> _Exercise description_
Return the listing below exactly, with the pictures dropped.

> _Data shown_

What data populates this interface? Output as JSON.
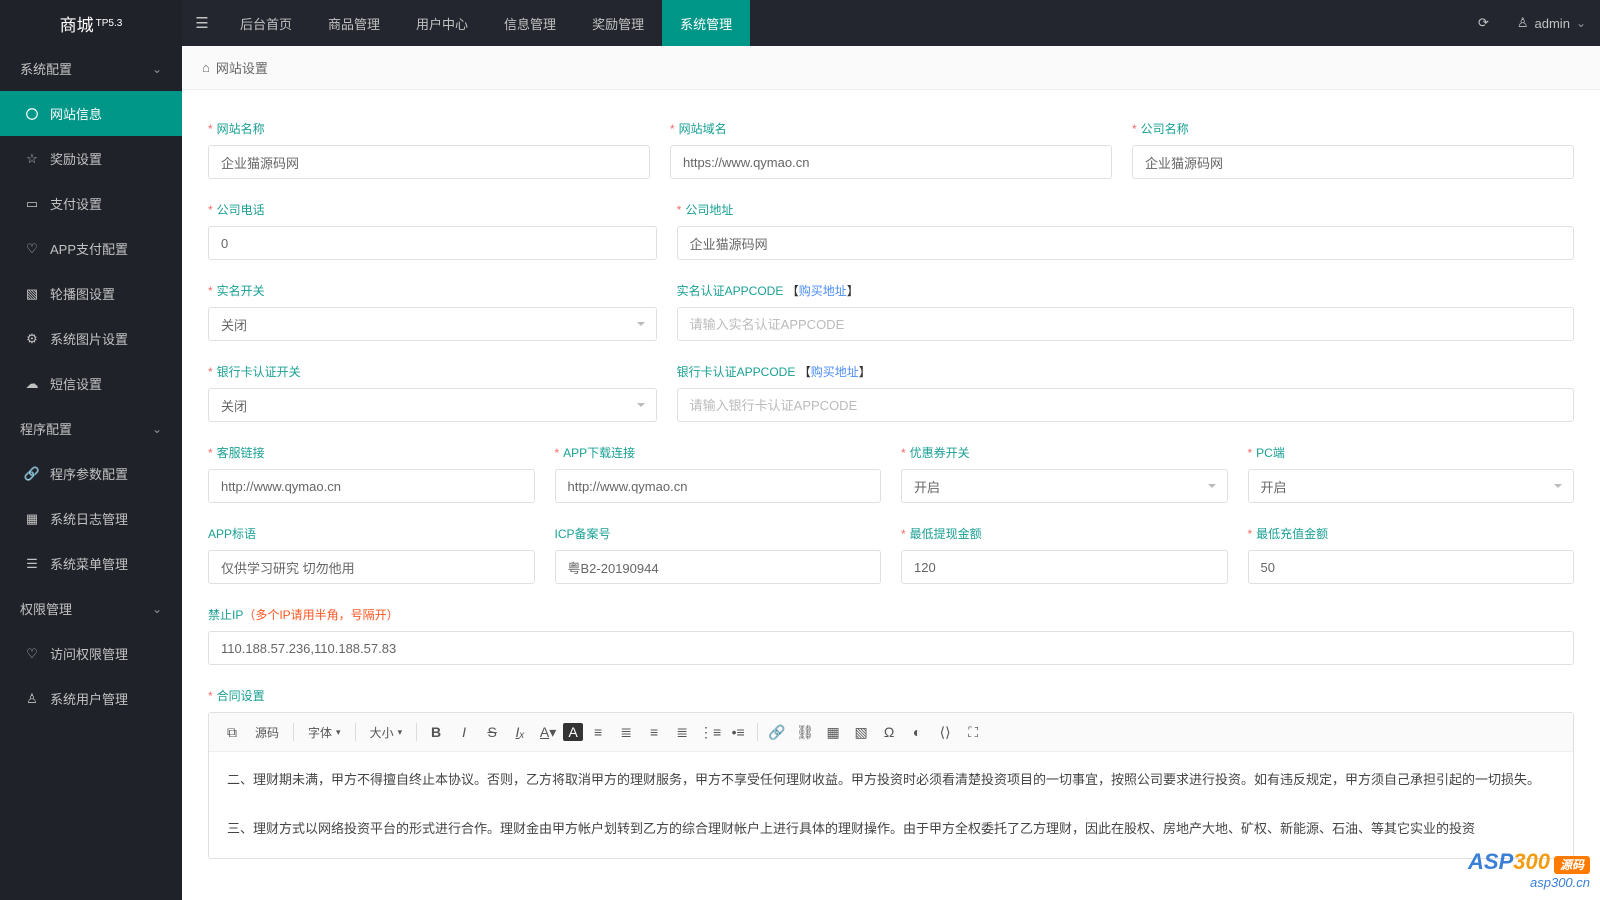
{
  "logo": {
    "name": "商城",
    "sup": "TP5.3"
  },
  "topnav": [
    "后台首页",
    "商品管理",
    "用户中心",
    "信息管理",
    "奖励管理",
    "系统管理"
  ],
  "user": "admin",
  "breadcrumb": "网站设置",
  "sidebar": {
    "g1": "系统配置",
    "items1": [
      "网站信息",
      "奖励设置",
      "支付设置",
      "APP支付配置",
      "轮播图设置",
      "系统图片设置",
      "短信设置"
    ],
    "g2": "程序配置",
    "items2": [
      "程序参数配置",
      "系统日志管理",
      "系统菜单管理"
    ],
    "g3": "权限管理",
    "items3": [
      "访问权限管理",
      "系统用户管理"
    ]
  },
  "form": {
    "site_name": {
      "label": "网站名称",
      "value": "企业猫源码网"
    },
    "site_domain": {
      "label": "网站域名",
      "value": "https://www.qymao.cn"
    },
    "company_name": {
      "label": "公司名称",
      "value": "企业猫源码网"
    },
    "company_phone": {
      "label": "公司电话",
      "value": "0"
    },
    "company_addr": {
      "label": "公司地址",
      "value": "企业猫源码网"
    },
    "realname_switch": {
      "label": "实名开关",
      "value": "关闭"
    },
    "realname_code": {
      "label": "实名认证APPCODE",
      "link": "购买地址",
      "placeholder": "请输入实名认证APPCODE"
    },
    "bankcard_switch": {
      "label": "银行卡认证开关",
      "value": "关闭"
    },
    "bankcard_code": {
      "label": "银行卡认证APPCODE",
      "link": "购买地址",
      "placeholder": "请输入银行卡认证APPCODE"
    },
    "service_link": {
      "label": "客服链接",
      "value": "http://www.qymao.cn"
    },
    "app_download": {
      "label": "APP下载连接",
      "value": "http://www.qymao.cn"
    },
    "coupon_switch": {
      "label": "优惠券开关",
      "value": "开启"
    },
    "pc_switch": {
      "label": "PC端",
      "value": "开启"
    },
    "app_slogan": {
      "label": "APP标语",
      "value": "仅供学习研究 切勿他用"
    },
    "icp": {
      "label": "ICP备案号",
      "value": "粤B2-20190944"
    },
    "min_withdraw": {
      "label": "最低提现金额",
      "value": "120"
    },
    "min_recharge": {
      "label": "最低充值金额",
      "value": "50"
    },
    "ban_ip": {
      "label": "禁止IP",
      "hint": "（多个IP请用半角，号隔开）",
      "value": "110.188.57.236,110.188.57.83"
    },
    "contract": {
      "label": "合同设置"
    }
  },
  "editor": {
    "source": "源码",
    "font": "字体",
    "size": "大小",
    "p1": "二、理财期未满，甲方不得擅自终止本协议。否则，乙方将取消甲方的理财服务，甲方不享受任何理财收益。甲方投资时必须看清楚投资项目的一切事宜，按照公司要求进行投资。如有违反规定，甲方须自己承担引起的一切损失。",
    "p2": "三、理财方式以网络投资平台的形式进行合作。理财金由甲方帐户划转到乙方的综合理财帐户上进行具体的理财操作。由于甲方全权委托了乙方理财，因此在股权、房地产大地、矿权、新能源、石油、等其它实业的投资"
  },
  "watermark": {
    "a": "ASP",
    "b": "300",
    "tag": "源码",
    "url": "asp300.cn"
  }
}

> _Output for this task_
What data populates this interface? Output as JSON.
{
  "logo": {
    "name": "商城",
    "sup": "TP5.3"
  },
  "topnav": [
    "后台首页",
    "商品管理",
    "用户中心",
    "信息管理",
    "奖励管理",
    "系统管理"
  ],
  "user": "admin",
  "breadcrumb": "网站设置",
  "sidebar": {
    "g1": "系统配置",
    "items1": [
      "网站信息",
      "奖励设置",
      "支付设置",
      "APP支付配置",
      "轮播图设置",
      "系统图片设置",
      "短信设置"
    ],
    "g2": "程序配置",
    "items2": [
      "程序参数配置",
      "系统日志管理",
      "系统菜单管理"
    ],
    "g3": "权限管理",
    "items3": [
      "访问权限管理",
      "系统用户管理"
    ]
  },
  "form": {
    "site_name": {
      "label": "网站名称",
      "value": "企业猫源码网"
    },
    "site_domain": {
      "label": "网站域名",
      "value": "https://www.qymao.cn"
    },
    "company_name": {
      "label": "公司名称",
      "value": "企业猫源码网"
    },
    "company_phone": {
      "label": "公司电话",
      "value": "0"
    },
    "company_addr": {
      "label": "公司地址",
      "value": "企业猫源码网"
    },
    "realname_switch": {
      "label": "实名开关",
      "value": "关闭"
    },
    "realname_code": {
      "label": "实名认证APPCODE",
      "link": "购买地址",
      "placeholder": "请输入实名认证APPCODE"
    },
    "bankcard_switch": {
      "label": "银行卡认证开关",
      "value": "关闭"
    },
    "bankcard_code": {
      "label": "银行卡认证APPCODE",
      "link": "购买地址",
      "placeholder": "请输入银行卡认证APPCODE"
    },
    "service_link": {
      "label": "客服链接",
      "value": "http://www.qymao.cn"
    },
    "app_download": {
      "label": "APP下载连接",
      "value": "http://www.qymao.cn"
    },
    "coupon_switch": {
      "label": "优惠券开关",
      "value": "开启"
    },
    "pc_switch": {
      "label": "PC端",
      "value": "开启"
    },
    "app_slogan": {
      "label": "APP标语",
      "value": "仅供学习研究 切勿他用"
    },
    "icp": {
      "label": "ICP备案号",
      "value": "粤B2-20190944"
    },
    "min_withdraw": {
      "label": "最低提现金额",
      "value": "120"
    },
    "min_recharge": {
      "label": "最低充值金额",
      "value": "50"
    },
    "ban_ip": {
      "label": "禁止IP",
      "hint": "（多个IP请用半角，号隔开）",
      "value": "110.188.57.236,110.188.57.83"
    },
    "contract": {
      "label": "合同设置"
    }
  },
  "editor": {
    "source": "源码",
    "font": "字体",
    "size": "大小",
    "p1": "二、理财期未满，甲方不得擅自终止本协议。否则，乙方将取消甲方的理财服务，甲方不享受任何理财收益。甲方投资时必须看清楚投资项目的一切事宜，按照公司要求进行投资。如有违反规定，甲方须自己承担引起的一切损失。",
    "p2": "三、理财方式以网络投资平台的形式进行合作。理财金由甲方帐户划转到乙方的综合理财帐户上进行具体的理财操作。由于甲方全权委托了乙方理财，因此在股权、房地产大地、矿权、新能源、石油、等其它实业的投资"
  },
  "watermark": {
    "a": "ASP",
    "b": "300",
    "tag": "源码",
    "url": "asp300.cn"
  }
}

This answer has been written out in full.